### [Task objective]
If a line in the data holds "icon", copy that line out in full.

++++++++

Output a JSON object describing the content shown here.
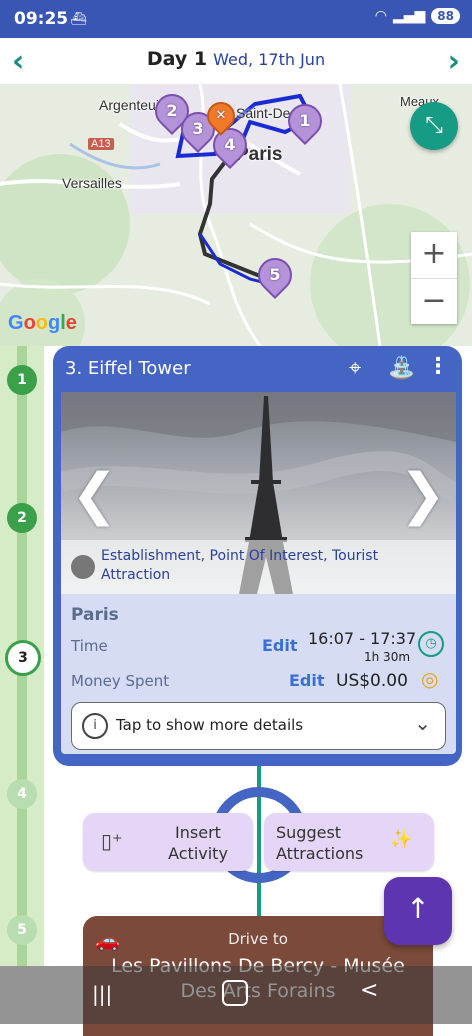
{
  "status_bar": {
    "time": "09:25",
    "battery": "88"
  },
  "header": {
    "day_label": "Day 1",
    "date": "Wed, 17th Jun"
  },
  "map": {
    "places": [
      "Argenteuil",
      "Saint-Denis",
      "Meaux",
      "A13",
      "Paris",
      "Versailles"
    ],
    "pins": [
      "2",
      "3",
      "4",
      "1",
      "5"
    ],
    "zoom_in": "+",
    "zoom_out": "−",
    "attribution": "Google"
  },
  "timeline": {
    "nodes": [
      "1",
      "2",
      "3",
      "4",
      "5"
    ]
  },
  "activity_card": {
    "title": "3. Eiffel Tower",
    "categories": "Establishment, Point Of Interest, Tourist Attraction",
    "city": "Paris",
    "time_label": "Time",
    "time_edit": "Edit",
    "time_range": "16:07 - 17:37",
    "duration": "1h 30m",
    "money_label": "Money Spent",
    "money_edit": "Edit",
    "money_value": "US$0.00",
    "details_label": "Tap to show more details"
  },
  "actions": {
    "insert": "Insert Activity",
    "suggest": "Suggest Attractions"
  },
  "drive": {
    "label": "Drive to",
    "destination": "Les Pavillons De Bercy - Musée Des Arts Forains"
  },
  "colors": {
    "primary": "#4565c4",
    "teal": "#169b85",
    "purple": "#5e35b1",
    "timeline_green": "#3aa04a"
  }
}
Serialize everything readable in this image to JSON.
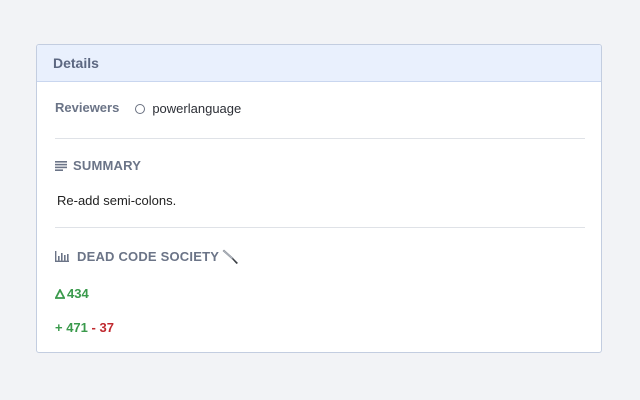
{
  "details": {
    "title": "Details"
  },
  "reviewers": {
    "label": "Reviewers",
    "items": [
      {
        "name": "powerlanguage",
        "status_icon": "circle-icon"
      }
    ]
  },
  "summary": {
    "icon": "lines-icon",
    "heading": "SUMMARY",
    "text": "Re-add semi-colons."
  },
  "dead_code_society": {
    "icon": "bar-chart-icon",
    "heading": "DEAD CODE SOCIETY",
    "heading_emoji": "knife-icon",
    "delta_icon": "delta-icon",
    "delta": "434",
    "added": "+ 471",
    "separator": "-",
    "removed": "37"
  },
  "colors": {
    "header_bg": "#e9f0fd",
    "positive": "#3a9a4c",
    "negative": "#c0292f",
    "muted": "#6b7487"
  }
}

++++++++

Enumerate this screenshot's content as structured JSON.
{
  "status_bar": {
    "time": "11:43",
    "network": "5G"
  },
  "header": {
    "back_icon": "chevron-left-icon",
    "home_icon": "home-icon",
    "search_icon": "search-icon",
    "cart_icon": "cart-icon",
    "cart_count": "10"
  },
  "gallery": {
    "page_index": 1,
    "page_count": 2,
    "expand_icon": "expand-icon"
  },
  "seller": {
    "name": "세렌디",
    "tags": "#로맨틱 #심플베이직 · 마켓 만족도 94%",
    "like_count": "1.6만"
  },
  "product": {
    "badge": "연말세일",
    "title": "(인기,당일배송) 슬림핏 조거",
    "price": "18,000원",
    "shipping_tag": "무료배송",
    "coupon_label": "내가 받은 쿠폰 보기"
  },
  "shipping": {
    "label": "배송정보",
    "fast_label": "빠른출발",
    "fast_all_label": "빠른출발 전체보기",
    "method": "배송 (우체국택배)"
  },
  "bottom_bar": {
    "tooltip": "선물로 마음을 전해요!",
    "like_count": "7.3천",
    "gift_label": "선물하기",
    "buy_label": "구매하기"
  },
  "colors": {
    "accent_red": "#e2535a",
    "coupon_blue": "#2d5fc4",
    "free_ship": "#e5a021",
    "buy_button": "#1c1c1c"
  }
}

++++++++

### [Completed task]
        "status_icon": "circle-icon"
    "icon": "lines-icon",
    "icon": "bar-chart-icon",
    "heading_emoji": "knife-icon",
    "delta_icon": "delta-icon",
    "back_icon": "chevron-left-icon",
    "home_icon": "home-icon",
    "search_icon": "search-icon",
    "cart_icon": "cart-icon",
    "expand_icon": "expand-icon"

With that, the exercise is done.